Solomon Galperin survived the massacre in Dzerzhinsk, but was later sent to Auschwitz and Dachau and returned home to discover that his wife and three children were gone. He remarried, started a new family and died in 1975.
After striking up a correspondence, Erik Galperin sent Kurzem a photograph of his father. Both were struck by a resemblance between Solomon and the elderly Kurzem.
Solomon Galperin's nephew, Emmanuel Krupitsky, who had known Galperin after the war and who met with Kurzem, confirmed the two men look very much alike.
"Alex is the spitting image of Solomon," Krupitsky, 86, who now lives in Little Rock, Ark., told the AP in a telephone interview.
In the late 1990s, Kurzem traveled to Dzerzhinsk, outside Minsk, the Belarus capital, to meet Erik Galperin and see if he remembered anything about the village. "I had this feeling of the impossible," Galperin said, recalling his first encounter with Kurzem. "I felt like something &
like I saw my father alive."
The Galperins and others in the village, as well as Kurzem himself, are convinced he is really Ilya Galperin, Solomon Galperin's eldest son from his first marriage. However, no DNA tests have been carried out to show they are related.

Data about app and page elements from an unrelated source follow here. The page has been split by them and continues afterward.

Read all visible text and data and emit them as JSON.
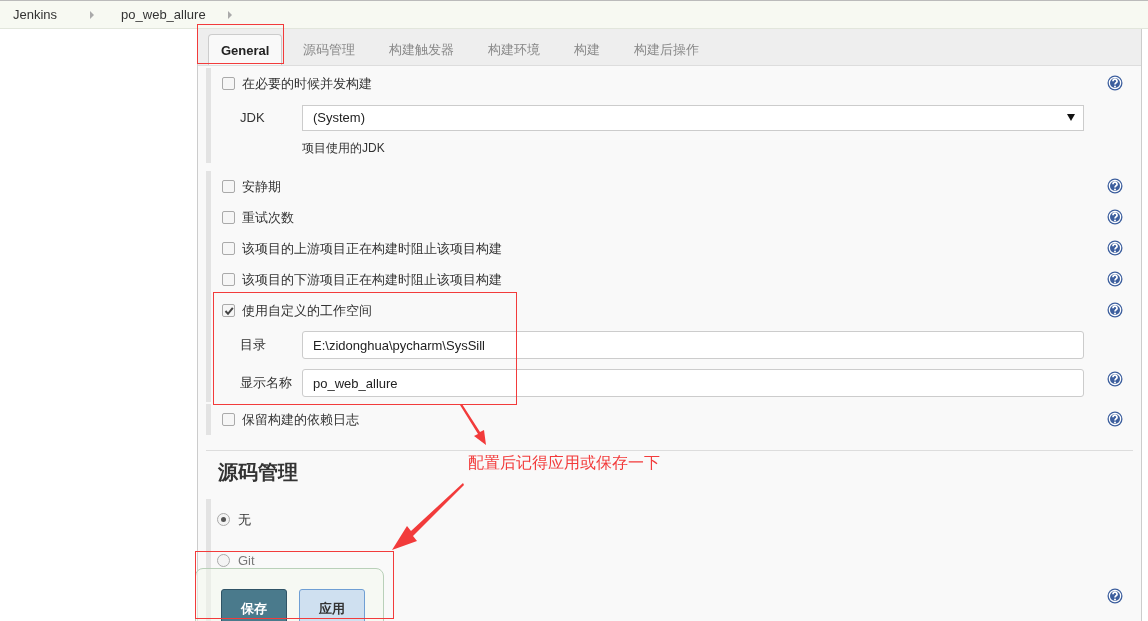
{
  "breadcrumb": [
    "Jenkins",
    "po_web_allure"
  ],
  "tabs": [
    {
      "label": "General",
      "selected": true
    },
    {
      "label": "源码管理",
      "selected": false
    },
    {
      "label": "构建触发器",
      "selected": false
    },
    {
      "label": "构建环境",
      "selected": false
    },
    {
      "label": "构建",
      "selected": false
    },
    {
      "label": "构建后操作",
      "selected": false
    }
  ],
  "general": {
    "groups": [
      {
        "items": [
          {
            "kind": "checkbox",
            "label": "在必要的时候并发构建",
            "checked": false
          },
          {
            "kind": "select",
            "label": "JDK",
            "value": "(System)"
          },
          {
            "kind": "hint",
            "text": "项目使用的JDK"
          }
        ]
      },
      {
        "items": [
          {
            "kind": "checkbox",
            "label": "安静期",
            "checked": false
          },
          {
            "kind": "checkbox",
            "label": "重试次数",
            "checked": false
          },
          {
            "kind": "checkbox",
            "label": "该项目的上游项目正在构建时阻止该项目构建",
            "checked": false
          },
          {
            "kind": "checkbox",
            "label": "该项目的下游项目正在构建时阻止该项目构建",
            "checked": false
          },
          {
            "kind": "checkbox",
            "label": "使用自定义的工作空间",
            "checked": true
          },
          {
            "kind": "field",
            "label": "目录",
            "value": "E:\\zidonghua\\pycharm\\SysSill",
            "help": false
          },
          {
            "kind": "field",
            "label": "显示名称",
            "value": "po_web_allure",
            "help": true
          }
        ]
      },
      {
        "items": [
          {
            "kind": "checkbox",
            "label": "保留构建的依赖日志",
            "checked": false
          }
        ]
      }
    ]
  },
  "scm": {
    "heading": "源码管理",
    "options": [
      {
        "label": "无",
        "selected": true
      },
      {
        "label": "Git",
        "selected": false
      }
    ]
  },
  "buttons": [
    {
      "label": "保存",
      "kind": "primary"
    },
    {
      "label": "应用",
      "kind": "secondary"
    }
  ],
  "annotation": {
    "text": "配置后记得应用或保存一下"
  }
}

Kurzem's latest trip to Dzerzhinsk appeared to further persuade him that he is Ilya, son of Galperin and half-brother of Erik. But many questions went unanswered.
He searched for the apple tree, but it had been chopped down. He visited a dilapidated wooden house on October Street, which might have been where he grew up, but he couldn't be sure.
"Why did you chop down the apple tree?" he asked Sergei Kalechin, a 57-year-old electrician who bought the house on October Street some years back. Then he cried out "Yabloko," the Russian word for apple. As he talked to Erik Galperin, more Russian words tumbled out: "it is cold," "work," a popular Russian wartime song.
He visited the knoll where he hid from the massacre and remembered sledding there in winter.
As he laid two pink roses on the mass grave, Kurzem let out a deep sigh and struggled to hold back tears.
What does he think possessed a Latvian who was killing Jews to save his life? He says he remains baffled.
"I often ask myself, 'Why me, why me?'" Kurzem said. "I never, never, never had the answer for it."
Foley reported from Sydney, Australia; Danilova from Dzerzhinsk and Herschaft from New York. Also contributing were AP writers Yuras Karmanau in Minsk, Belarus; Tim Jacobs in New York; and Gary Peach in Riga, Latvia.
On the Net:
Mascot book site: http:tinyurl.com/yvvs3r
U.S. Holocaust Museum Plight of Jewish Children http:tinyurl.com/yv8jr3
Yad Vashem victims database http:www.yadvashem.org/wps/portal/IY""HON""Welcome
The battalion's mascot
and Randy Herschaft